A story that appeared on our website this past week about the Elgin Hotel — “City to issue bonds for Elgin purchase” — was a corrected version of a story in our May 4 print edition titled “City to buy Elgin, lease to Enseys.”
We revised the story and made the switch online immediately because the city of Marion isn’t buying anything, nor investing any money in the Elgin Hotel project.
Industrial revenue bonds, we discovered, can be perplexing to those not used to working with them.
We studied the city’s resolution and saw this: “The Issuer (city of Marion) is hereby authorized to proceed with the acquisition, construction, renovation and equipping of the Project (hotel).” It looks pretty straightforward — city acquires hotel. In common parlance, acquire and buy are synonymous. We also noted the phrase “to be leased by the Issuer (city) to The Historic Elgin Hotel LLC.” In general, a lease gives someone the right to use something owned by someone else.

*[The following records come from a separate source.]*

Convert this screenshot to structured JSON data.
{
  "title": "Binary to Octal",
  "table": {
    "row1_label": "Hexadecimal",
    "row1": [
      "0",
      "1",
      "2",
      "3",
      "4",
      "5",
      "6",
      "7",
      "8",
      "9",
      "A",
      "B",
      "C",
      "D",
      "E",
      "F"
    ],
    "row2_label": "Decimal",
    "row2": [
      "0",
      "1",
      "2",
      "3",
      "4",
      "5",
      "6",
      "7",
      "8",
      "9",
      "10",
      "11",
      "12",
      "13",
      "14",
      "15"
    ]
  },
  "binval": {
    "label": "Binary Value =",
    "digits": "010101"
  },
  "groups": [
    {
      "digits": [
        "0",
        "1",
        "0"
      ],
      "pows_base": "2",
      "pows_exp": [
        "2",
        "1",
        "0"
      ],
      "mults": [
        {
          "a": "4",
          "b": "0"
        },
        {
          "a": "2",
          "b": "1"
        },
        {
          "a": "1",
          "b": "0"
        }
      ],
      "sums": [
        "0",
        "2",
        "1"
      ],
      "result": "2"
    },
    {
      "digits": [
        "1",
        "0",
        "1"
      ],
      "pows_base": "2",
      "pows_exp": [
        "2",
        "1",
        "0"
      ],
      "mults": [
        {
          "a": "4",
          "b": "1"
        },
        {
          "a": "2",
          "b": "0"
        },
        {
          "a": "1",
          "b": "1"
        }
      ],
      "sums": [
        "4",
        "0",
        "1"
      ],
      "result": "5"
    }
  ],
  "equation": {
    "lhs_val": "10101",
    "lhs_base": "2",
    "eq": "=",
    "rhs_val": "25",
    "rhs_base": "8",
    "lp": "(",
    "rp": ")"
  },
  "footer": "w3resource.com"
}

We also talked with city officials and a public finance attorney, and looked at background material on IRBs.
Somehow, we still missed the mark. Welcome to the strange world of IRBs.
In subsequent conversations and e-mail with Tammy Ensey, it turns out there’s more than one way to deal with IRBs.

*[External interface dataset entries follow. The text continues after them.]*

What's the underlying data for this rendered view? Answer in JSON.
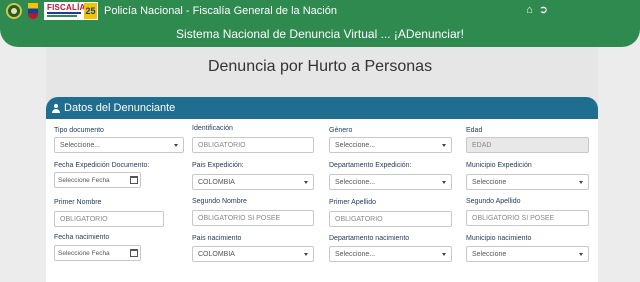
{
  "header": {
    "title": "Policía Nacional - Fiscalía General de la Nación",
    "logo_fiscalia_text": "FISCALÍA",
    "logo_fiscalia_badge": "25",
    "icons": [
      "home-icon",
      "logout-icon"
    ]
  },
  "banner": {
    "text": "Sistema Nacional de Denuncia Virtual ... ¡ADenunciar!"
  },
  "page": {
    "title": "Denuncia por Hurto a Personas"
  },
  "section": {
    "title": "Datos del Denunciante"
  },
  "form": {
    "tipo_documento": {
      "label": "Tipo documento",
      "value": "Seleccione..."
    },
    "identificacion": {
      "label": "Identificación",
      "placeholder": "OBLIGATORIO"
    },
    "genero": {
      "label": "Género",
      "value": "Seleccione..."
    },
    "edad": {
      "label": "Edad",
      "placeholder": "EDAD"
    },
    "fecha_expedicion": {
      "label": "Fecha Expedición Documento:",
      "placeholder": "Seleccione Fecha"
    },
    "pais_expedicion": {
      "label": "Pais Expedición:",
      "value": "COLOMBIA"
    },
    "departamento_expedicion": {
      "label": "Departamento Expedición:",
      "value": "Seleccione..."
    },
    "municipio_expedicion": {
      "label": "Municipio Expedición",
      "value": "Seleccione"
    },
    "primer_nombre": {
      "label": "Primer Nombre",
      "placeholder": "OBLIGATORIO"
    },
    "segundo_nombre": {
      "label": "Segundo Nombre",
      "placeholder": "OBLIGATORIO SI POSEE"
    },
    "primer_apellido": {
      "label": "Primer Apellido",
      "placeholder": "OBLIGATORIO"
    },
    "segundo_apellido": {
      "label": "Segundo Apellido",
      "placeholder": "OBLIGATORIO SI POSEE"
    },
    "fecha_nacimiento": {
      "label": "Fecha nacimiento",
      "placeholder": "Seleccione Fecha"
    },
    "pais_nacimiento": {
      "label": "Pais nacimiento",
      "value": "COLOMBIA"
    },
    "departamento_nacimiento": {
      "label": "Departamento nacimiento",
      "value": "Seleccione..."
    },
    "municipio_nacimiento": {
      "label": "Municipio nacimiento",
      "value": "Seleccione"
    }
  },
  "colors": {
    "header_green": "#2e8a4e",
    "section_blue": "#1f6d8f",
    "label_navy": "#1f3a5a"
  }
}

“While the issuance of IRBs requires the city to have a legal interest in the property, there are a number of ways to satisfy this,” she said. “The Historic Elgin Hotel LLC will continue to be the owner of the property and will be indebted to the lenders until all loans are satisfied.”
City-issued IRBs benefit businesses by allowing property and sales tax exemptions. A flourishing Elgin Hotel should offset those breaks, Ensey said, through such things as increased sales tax, transient tax, increased utility utilization, out of town visitor expenditures, and additional jobs. We reported more detail about the projected value to the city and community in the article.

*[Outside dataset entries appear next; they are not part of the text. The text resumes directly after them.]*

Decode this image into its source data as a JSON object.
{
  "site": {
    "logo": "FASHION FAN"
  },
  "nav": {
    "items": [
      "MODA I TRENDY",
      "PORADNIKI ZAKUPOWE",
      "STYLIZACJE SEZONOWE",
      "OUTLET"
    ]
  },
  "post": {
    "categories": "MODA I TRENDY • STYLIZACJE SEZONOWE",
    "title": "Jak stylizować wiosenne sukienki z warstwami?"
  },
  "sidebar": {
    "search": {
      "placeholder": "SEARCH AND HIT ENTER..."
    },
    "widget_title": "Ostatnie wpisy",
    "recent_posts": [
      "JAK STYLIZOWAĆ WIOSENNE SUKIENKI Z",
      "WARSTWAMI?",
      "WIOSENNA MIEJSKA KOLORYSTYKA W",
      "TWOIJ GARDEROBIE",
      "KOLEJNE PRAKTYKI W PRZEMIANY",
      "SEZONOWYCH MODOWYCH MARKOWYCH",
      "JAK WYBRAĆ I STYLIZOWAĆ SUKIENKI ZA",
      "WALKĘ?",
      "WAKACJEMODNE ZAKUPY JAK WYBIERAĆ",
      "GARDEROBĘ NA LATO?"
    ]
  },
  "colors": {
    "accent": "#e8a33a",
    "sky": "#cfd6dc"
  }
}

We learned a lot about IRBs in about 48 hours, but not enough before press time to avoid inaccuracies in our reporting. Asking more questions of more people could have prevented that.
It’s a tough lesson that we won’t soon forget, and we’ll all be better off for that. We hope those who were in some way distressed or upset about the errors will accept our most sincere apologies.
— david colburn